Data records for software interfaces:
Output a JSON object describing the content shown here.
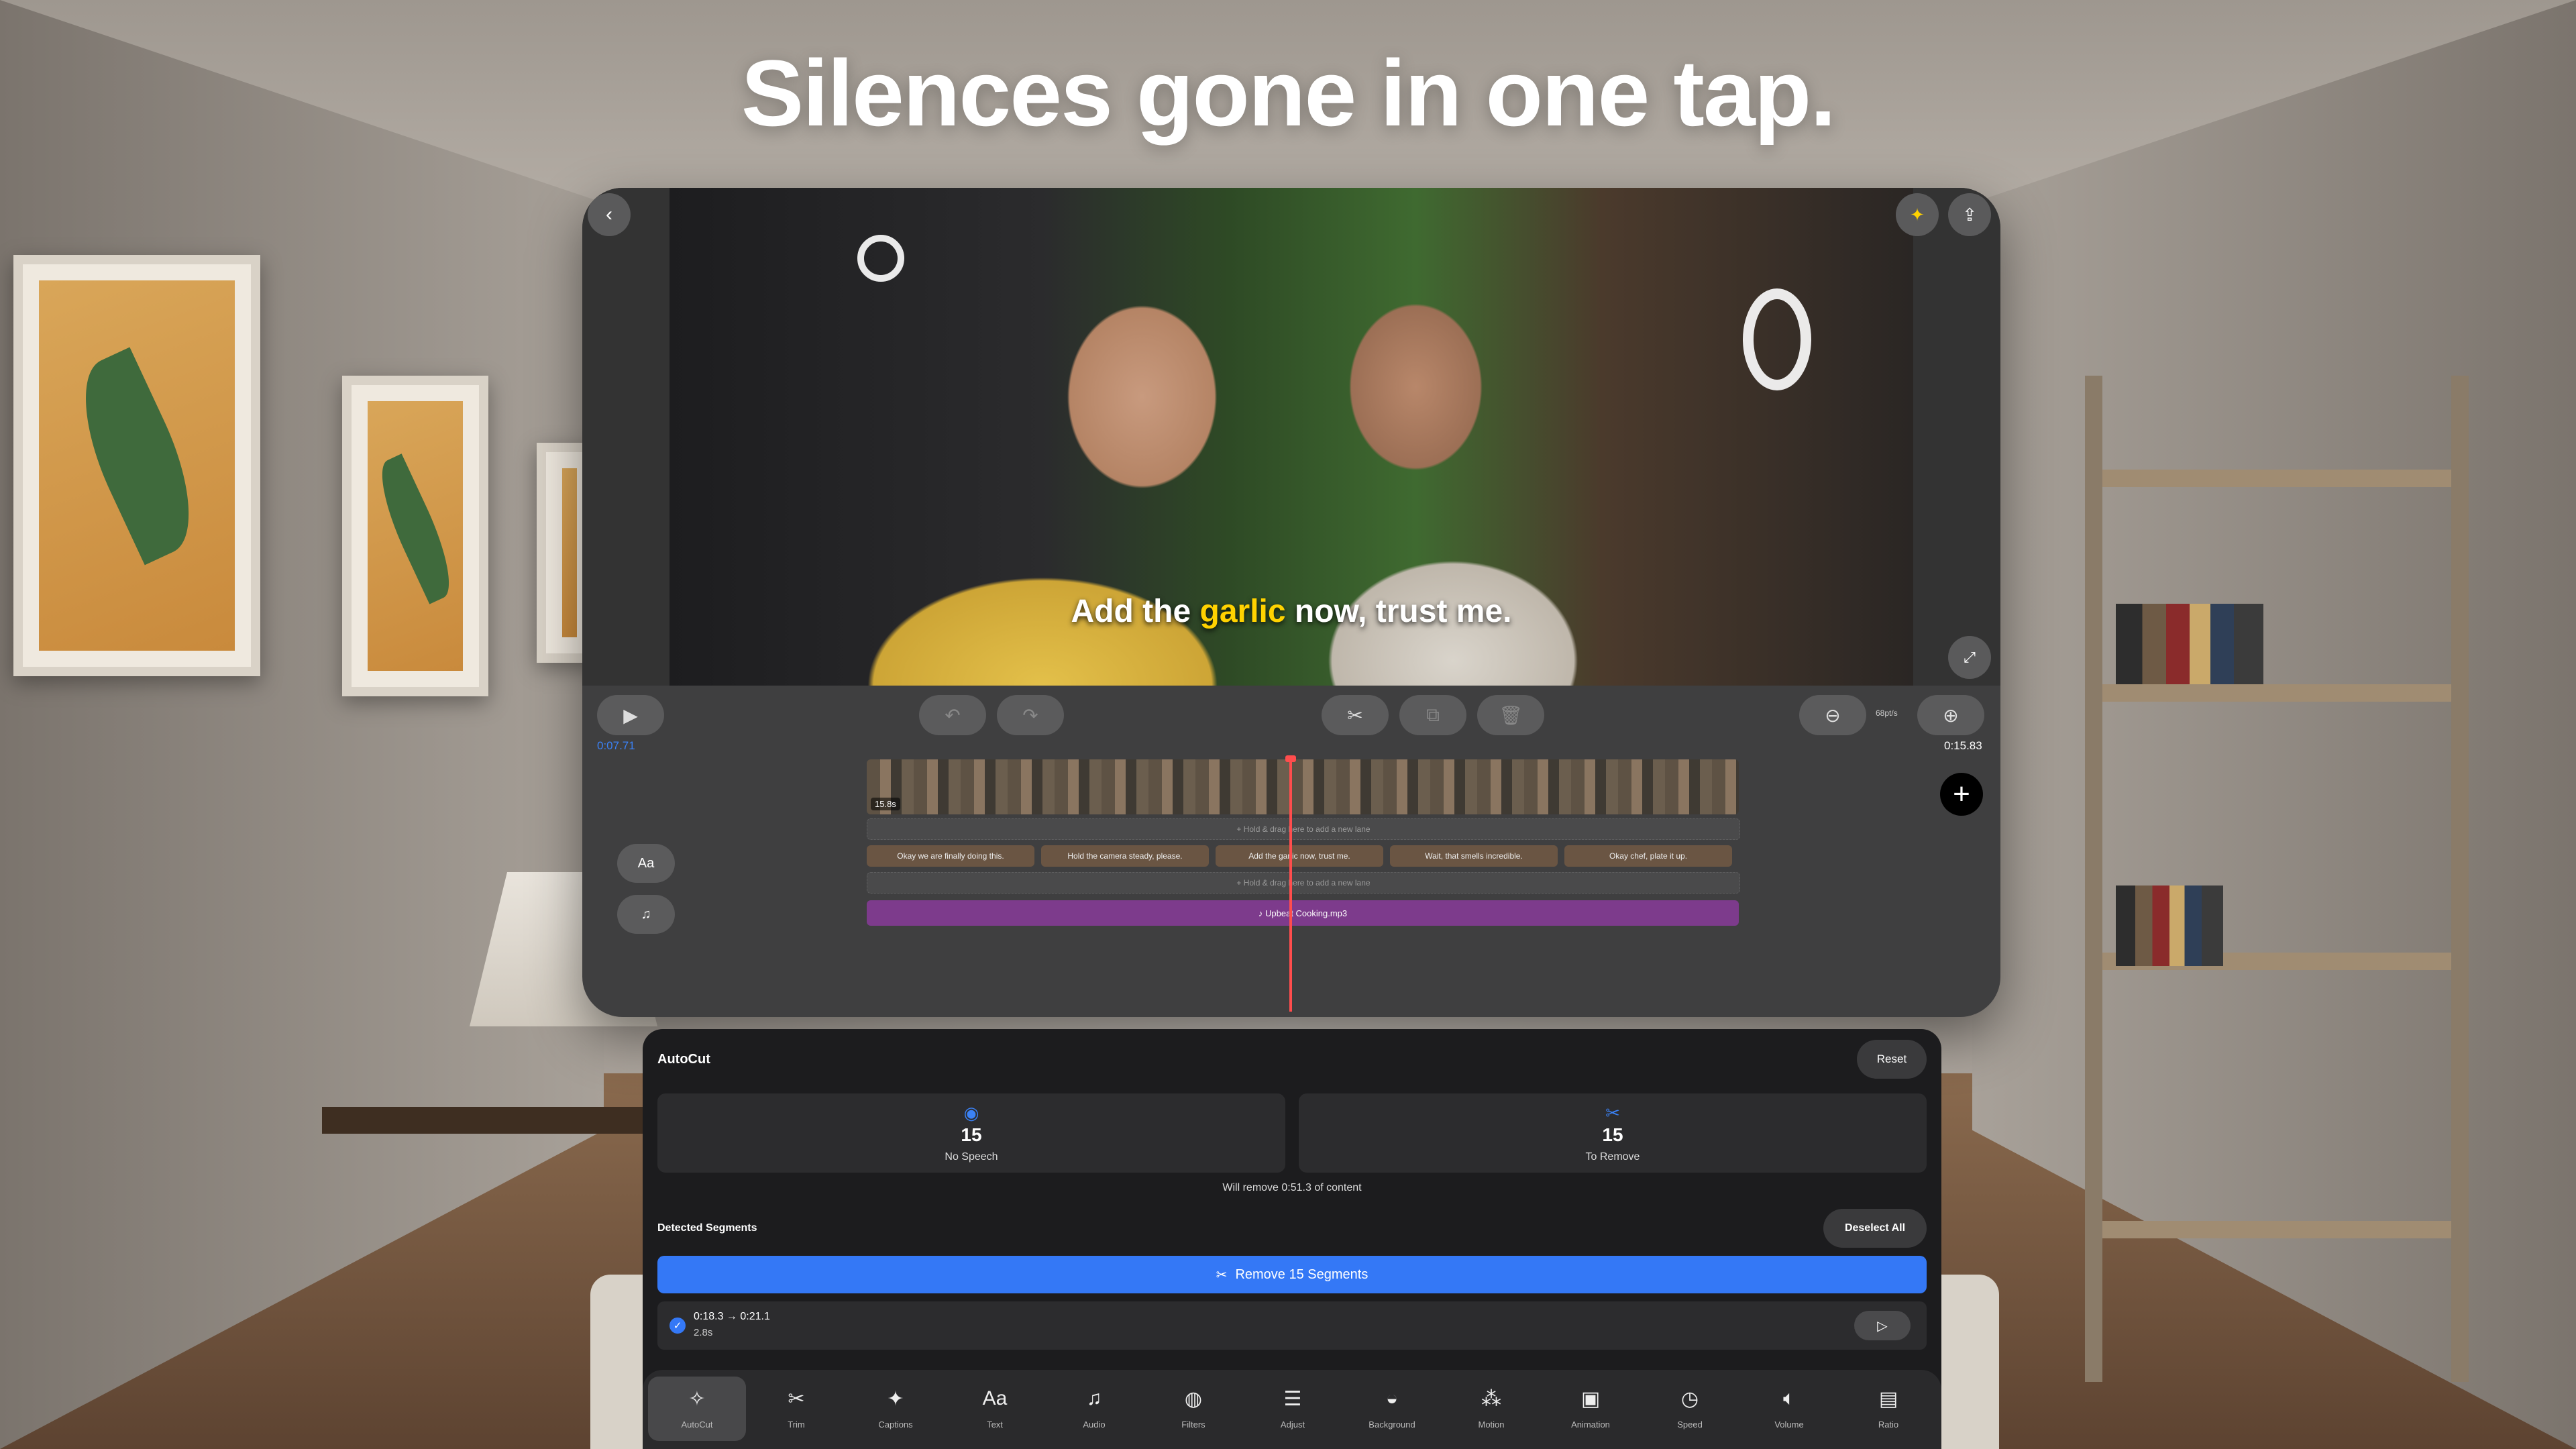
{
  "headline": "Silences gone in one tap.",
  "preview": {
    "subtitle": {
      "pre": "Add the ",
      "highlight": "garlic",
      "post": " now, trust me."
    },
    "back_icon": "chevron-left-icon",
    "sparkle_icon": "sparkle-icon",
    "share_icon": "share-icon",
    "expand_icon": "expand-icon"
  },
  "toolbar": {
    "current_time": "0:07.71",
    "total_time": "0:15.83",
    "zoom_label": "68pt/s"
  },
  "timeline": {
    "clip_duration": "15.8s",
    "lane_hint": "+ Hold & drag here to add a new lane",
    "captions": [
      "Okay we are finally doing this.",
      "Hold the camera steady, please.",
      "Add the garlic now, trust me.",
      "Wait, that smells incredible.",
      "Okay chef, plate it up."
    ],
    "audio_track": "♪ Upbeat Cooking.mp3",
    "text_lane_label": "Aa"
  },
  "autocut": {
    "title": "AutoCut",
    "reset": "Reset",
    "stats": [
      {
        "value": "15",
        "label": "No Speech"
      },
      {
        "value": "15",
        "label": "To Remove"
      }
    ],
    "summary": "Will remove 0:51.3 of content",
    "detected": "Detected Segments",
    "deselect": "Deselect All",
    "remove_button": "Remove 15 Segments",
    "segment": {
      "range": "0:18.3 → 0:21.1",
      "length": "2.8s"
    }
  },
  "tabs": [
    {
      "label": "AutoCut",
      "icon": "autocut-icon",
      "glyph": "✧"
    },
    {
      "label": "Trim",
      "icon": "scissors-icon",
      "glyph": "✂"
    },
    {
      "label": "Captions",
      "icon": "captions-icon",
      "glyph": "✦"
    },
    {
      "label": "Text",
      "icon": "text-icon",
      "glyph": "Aa"
    },
    {
      "label": "Audio",
      "icon": "audio-icon",
      "glyph": "♫"
    },
    {
      "label": "Filters",
      "icon": "filters-icon",
      "glyph": "◍"
    },
    {
      "label": "Adjust",
      "icon": "adjust-icon",
      "glyph": "☰"
    },
    {
      "label": "Background",
      "icon": "background-icon",
      "glyph": "◒"
    },
    {
      "label": "Motion",
      "icon": "motion-icon",
      "glyph": "⁂"
    },
    {
      "label": "Animation",
      "icon": "animation-icon",
      "glyph": "▣"
    },
    {
      "label": "Speed",
      "icon": "speed-icon",
      "glyph": "◷"
    },
    {
      "label": "Volume",
      "icon": "volume-icon",
      "glyph": "🔈︎"
    },
    {
      "label": "Ratio",
      "icon": "ratio-icon",
      "glyph": "▤"
    }
  ],
  "colors": {
    "accent": "#3478f6",
    "playhead": "#ff4d4d",
    "audio": "#7d3b8c",
    "highlight": "#ffd200"
  }
}
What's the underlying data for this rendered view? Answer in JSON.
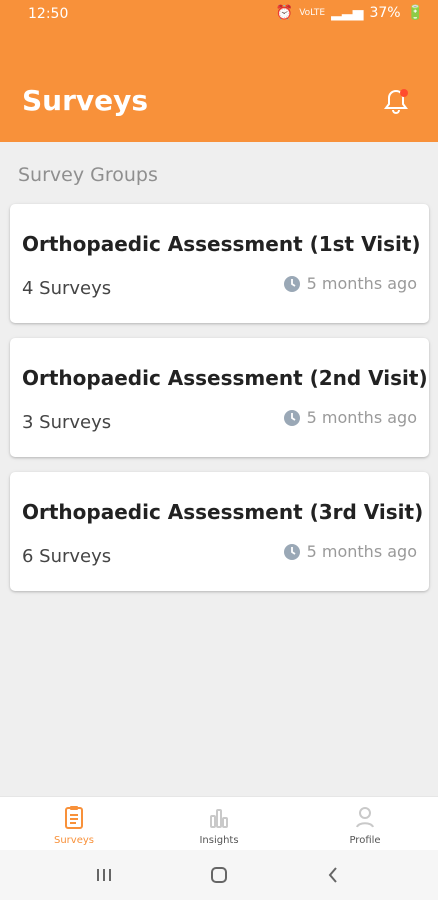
{
  "status": {
    "time": "12:50",
    "battery": "37%",
    "mini": "VoLTE"
  },
  "header": {
    "title": "Surveys"
  },
  "section": {
    "title": "Survey Groups"
  },
  "cards": [
    {
      "title": "Orthopaedic Assessment (1st Visit)",
      "count": "4 Surveys",
      "time": "5 months ago"
    },
    {
      "title": "Orthopaedic Assessment (2nd Visit)",
      "count": "3 Surveys",
      "time": "5 months ago"
    },
    {
      "title": "Orthopaedic Assessment (3rd Visit)",
      "count": "6 Surveys",
      "time": "5 months ago"
    }
  ],
  "tabs": {
    "surveys": "Surveys",
    "insights": "Insights",
    "profile": "Profile"
  },
  "colors": {
    "accent": "#f8913a",
    "notification_dot": "#ff4d2e"
  }
}
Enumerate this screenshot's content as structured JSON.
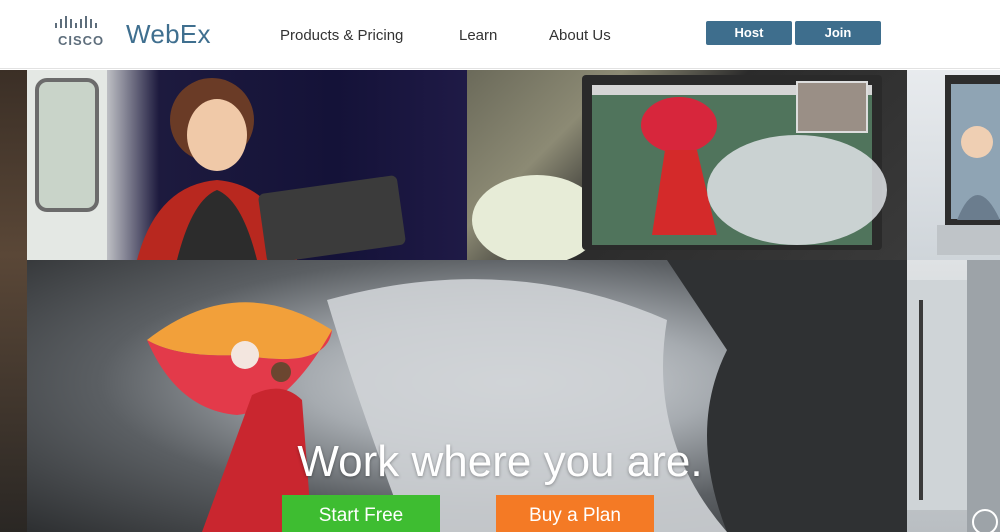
{
  "header": {
    "logo": {
      "brand": "CISCO",
      "product": "WebEx"
    },
    "nav": [
      {
        "label": "Products & Pricing"
      },
      {
        "label": "Learn"
      },
      {
        "label": "About Us"
      }
    ],
    "host_label": "Host",
    "join_label": "Join"
  },
  "hero": {
    "headline": "Work where you are.",
    "start_free_label": "Start Free",
    "buy_plan_label": "Buy a Plan"
  },
  "colors": {
    "brand_blue": "#3e6e8d",
    "start_green": "#3ebd31",
    "buy_orange": "#f47a25"
  }
}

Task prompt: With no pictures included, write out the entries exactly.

Task solution:
Output a JSON object describing the content shown here.
{
  "headline": "Silences gone in one tap.",
  "preview": {
    "subtitle": {
      "pre": "Add the ",
      "highlight": "garlic",
      "post": " now, trust me."
    },
    "back_icon": "chevron-left-icon",
    "sparkle_icon": "sparkle-icon",
    "share_icon": "share-icon",
    "expand_icon": "expand-icon"
  },
  "toolbar": {
    "current_time": "0:07.71",
    "total_time": "0:15.83",
    "zoom_label": "68pt/s"
  },
  "timeline": {
    "clip_duration": "15.8s",
    "lane_hint": "+ Hold & drag here to add a new lane",
    "captions": [
      "Okay we are finally doing this.",
      "Hold the camera steady, please.",
      "Add the garlic now, trust me.",
      "Wait, that smells incredible.",
      "Okay chef, plate it up."
    ],
    "audio_track": "♪ Upbeat Cooking.mp3",
    "text_lane_label": "Aa"
  },
  "autocut": {
    "title": "AutoCut",
    "reset": "Reset",
    "stats": [
      {
        "value": "15",
        "label": "No Speech"
      },
      {
        "value": "15",
        "label": "To Remove"
      }
    ],
    "summary": "Will remove 0:51.3 of content",
    "detected": "Detected Segments",
    "deselect": "Deselect All",
    "remove_button": "Remove 15 Segments",
    "segment": {
      "range": "0:18.3 → 0:21.1",
      "length": "2.8s"
    }
  },
  "tabs": [
    {
      "label": "AutoCut",
      "icon": "autocut-icon",
      "glyph": "✧"
    },
    {
      "label": "Trim",
      "icon": "scissors-icon",
      "glyph": "✂"
    },
    {
      "label": "Captions",
      "icon": "captions-icon",
      "glyph": "✦"
    },
    {
      "label": "Text",
      "icon": "text-icon",
      "glyph": "Aa"
    },
    {
      "label": "Audio",
      "icon": "audio-icon",
      "glyph": "♫"
    },
    {
      "label": "Filters",
      "icon": "filters-icon",
      "glyph": "◍"
    },
    {
      "label": "Adjust",
      "icon": "adjust-icon",
      "glyph": "☰"
    },
    {
      "label": "Background",
      "icon": "background-icon",
      "glyph": "◒"
    },
    {
      "label": "Motion",
      "icon": "motion-icon",
      "glyph": "⁂"
    },
    {
      "label": "Animation",
      "icon": "animation-icon",
      "glyph": "▣"
    },
    {
      "label": "Speed",
      "icon": "speed-icon",
      "glyph": "◷"
    },
    {
      "label": "Volume",
      "icon": "volume-icon",
      "glyph": "🔈︎"
    },
    {
      "label": "Ratio",
      "icon": "ratio-icon",
      "glyph": "▤"
    }
  ],
  "colors": {
    "accent": "#3478f6",
    "playhead": "#ff4d4d",
    "audio": "#7d3b8c",
    "highlight": "#ffd200"
  }
}
What's the underlying data for this rendered view? Answer in JSON.
{
  "status": {
    "time": "12:50",
    "battery": "37%",
    "mini": "VoLTE"
  },
  "header": {
    "title": "Surveys"
  },
  "section": {
    "title": "Survey Groups"
  },
  "cards": [
    {
      "title": "Orthopaedic Assessment (1st Visit)",
      "count": "4 Surveys",
      "time": "5 months ago"
    },
    {
      "title": "Orthopaedic Assessment (2nd Visit)",
      "count": "3 Surveys",
      "time": "5 months ago"
    },
    {
      "title": "Orthopaedic Assessment (3rd Visit)",
      "count": "6 Surveys",
      "time": "5 months ago"
    }
  ],
  "tabs": {
    "surveys": "Surveys",
    "insights": "Insights",
    "profile": "Profile"
  },
  "colors": {
    "accent": "#f8913a",
    "notification_dot": "#ff4d2e"
  }
}
Enumerate this screenshot's content as structured JSON.
{
  "header": {
    "logo": {
      "brand": "CISCO",
      "product": "WebEx"
    },
    "nav": [
      {
        "label": "Products & Pricing"
      },
      {
        "label": "Learn"
      },
      {
        "label": "About Us"
      }
    ],
    "host_label": "Host",
    "join_label": "Join"
  },
  "hero": {
    "headline": "Work where you are.",
    "start_free_label": "Start Free",
    "buy_plan_label": "Buy a Plan"
  },
  "colors": {
    "brand_blue": "#3e6e8d",
    "start_green": "#3ebd31",
    "buy_orange": "#f47a25"
  }
}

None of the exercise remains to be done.